Did you know that there are over 100 different types of arthritis? It’s true. While osteoporosis and rheumatoid arthritis get most of the attention, there are other forms of the disease that can be just as debilitation. Case in point: septic arthritis. It is an often-debilitating disease that can cause serious damage to the joints. Bacterial Arthritis
Septic arthritis is sometimes referred to as infectious or bacterial arthritis. It is one of the least common forms of arthritis. Septic arthritis is best treated with early aggressive treatment as it can quickly be debilitating.
Most health professionals agree that septic arthritis should be treated as early as possible because the disease progresses quickly and can destroy the patient’s joints in a relatively short period of time.
Who is most likely to develop septic arthritis? It appears that those who have experienced some kind of traumatic injury are much more likely to develop septic arthritis. People with artificial joints are also more prone to developing the disease.
Another group that appears more susceptible to this disease are individuals with bacteremia, whose organisms may move from the bloodstream into the joint space.
There are other general risk factors for septic arthritis that have been identified by health professionals and researchers. Some of these risk factors include age (people who are 80 years and older appear more susceptible to the disease), those who have had recent joint surgery, and those who suffer from rheumatoid arthritis or diabetes.
Immunosuppressive conditions and intravenous drug use have also been identified as possible risk factors for septic arthritis.
Septic arthritis most often afflicts the hip and knee joints, although it can affect any joint in the body. Some statistics estimate that approximately 50% of septic arthritis cases involve the knee. Other commonly afflicted areas include the wrists and ankles. Organisms that move from the bloodstream into the joint space usually cause acute septic arthritis.
The most common organisms include Staphylococcus aureus, Streptococcus pneumoniae, and Mycobacterium tuberculosis, although this form is much more rare and indicates the chronic form of the disease. In order to diagnose septic arthritis, doctors may use several tests to reach a conclusive diagnosis.

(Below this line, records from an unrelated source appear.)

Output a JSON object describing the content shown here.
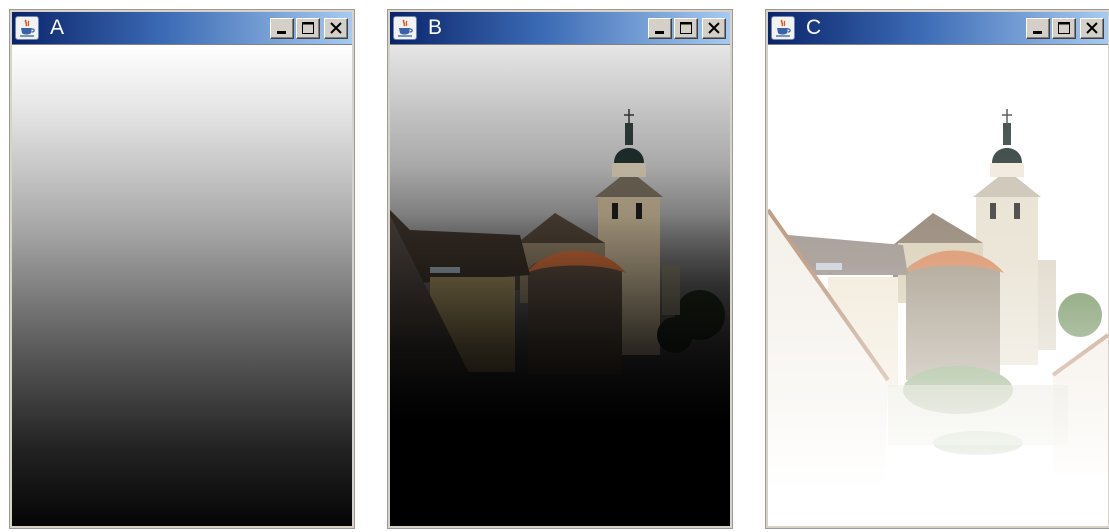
{
  "windows": [
    {
      "title": "A",
      "icon": "java-cup-icon",
      "controls": [
        "minimize-icon",
        "maximize-icon",
        "close-icon"
      ],
      "content": "vertical-gradient-white-to-black"
    },
    {
      "title": "B",
      "icon": "java-cup-icon",
      "controls": [
        "minimize-icon",
        "maximize-icon",
        "close-icon"
      ],
      "content": "church-photo-darkened-toward-bottom"
    },
    {
      "title": "C",
      "icon": "java-cup-icon",
      "controls": [
        "minimize-icon",
        "maximize-icon",
        "close-icon"
      ],
      "content": "church-photo-faded-to-white-toward-bottom"
    }
  ],
  "colors": {
    "titlebar_start": "#0a246a",
    "titlebar_end": "#a6caf0",
    "window_frame": "#d4d0c8",
    "title_text": "#ffffff"
  }
}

A visual examination is often used to note any areas of swelling and inflammation.
Tests that are commonly used to diagnose septic arthritis include blood culture tests, synovial fluid analyses, and X-rays of the joints.
Treatment of septic arthritis usually requires aspiration of the joints. This means that a needle must be used to suction and remove excessive synovial fluid from the joint. The infection that causes septic arthritis fills the joint with synovial fluid, making aspiration a common therapy approach to relieving the effects of the infection.
In more advanced cases, surgery may be used in order to drain the joints of the fluid. Drug therapy is often used in conjunction with aspiration. Antibiotics are used to control the spread of the organisms that invade the joint space. The type of antibiotic prescribed depends on what type of bacteria is present, and where the joint space infection is located.